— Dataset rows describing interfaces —

# # # # # # #

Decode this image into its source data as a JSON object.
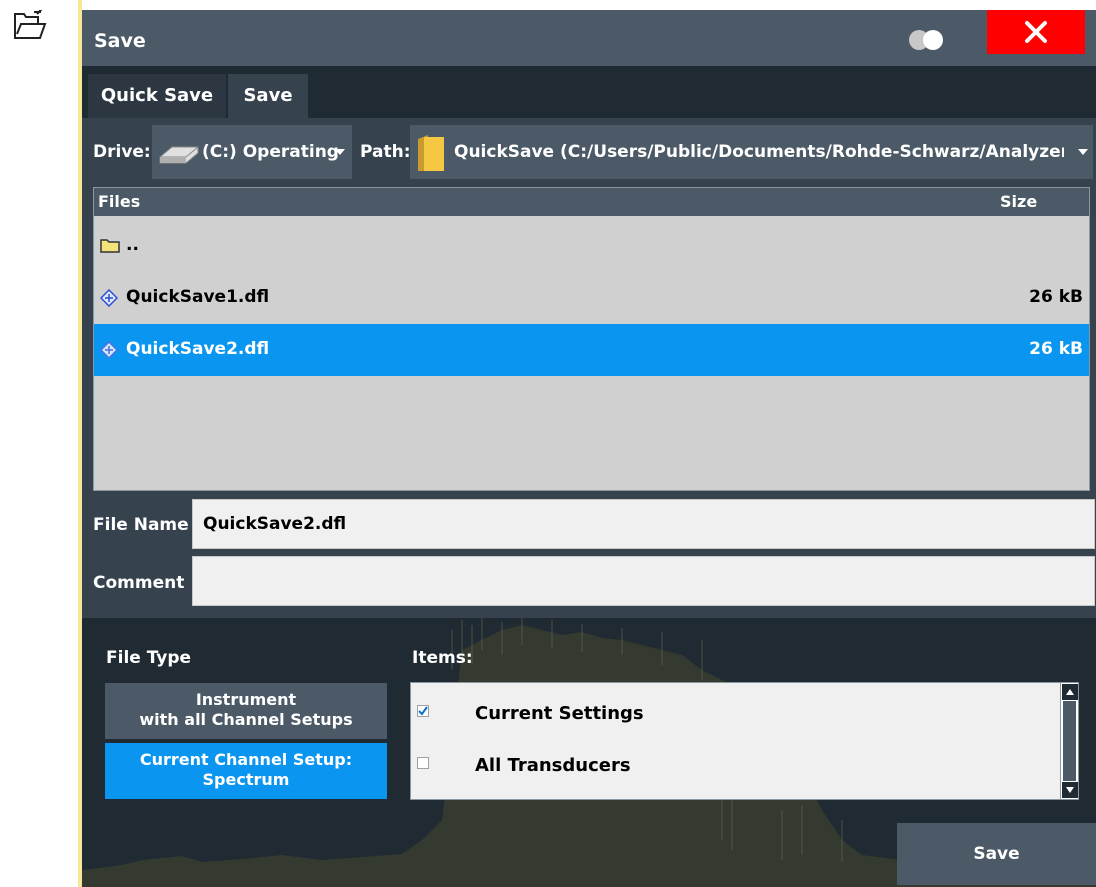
{
  "dialog": {
    "title": "Save"
  },
  "tabs": [
    {
      "label": "Quick Save"
    },
    {
      "label": "Save"
    }
  ],
  "drive": {
    "label": "Drive:",
    "value": "(C:) Operating"
  },
  "path": {
    "label": "Path:",
    "value": "QuickSave (C:/Users/Public/Documents/Rohde-Schwarz/Analyzer/("
  },
  "files": {
    "header_files": "Files",
    "header_size": "Size",
    "rows": [
      {
        "name": "..",
        "size": "",
        "icon": "folder-icon"
      },
      {
        "name": "QuickSave1.dfl",
        "size": "26 kB",
        "icon": "file-icon"
      },
      {
        "name": "QuickSave2.dfl",
        "size": "26 kB",
        "icon": "file-icon",
        "selected": true
      }
    ]
  },
  "file_name": {
    "label": "File Name",
    "value": "QuickSave2.dfl"
  },
  "comment": {
    "label": "Comment",
    "value": ""
  },
  "file_type": {
    "label": "File Type",
    "instrument_line1": "Instrument",
    "instrument_line2": "with all Channel Setups",
    "channel_line1": "Current Channel Setup:",
    "channel_line2": "Spectrum"
  },
  "items": {
    "label": "Items:",
    "list": [
      {
        "label": "Current Settings",
        "checked": true
      },
      {
        "label": "All Transducers",
        "checked": false
      }
    ]
  },
  "save_button": {
    "label": "Save"
  },
  "colors": {
    "accent": "#0a96f0",
    "close": "#ff0000",
    "panel": "#36434f",
    "titlebar": "#4b5a66"
  }
}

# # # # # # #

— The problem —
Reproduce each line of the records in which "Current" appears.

— Response to this task —
    "channel_line1": "Current Channel Setup:",
        "label": "Current Settings",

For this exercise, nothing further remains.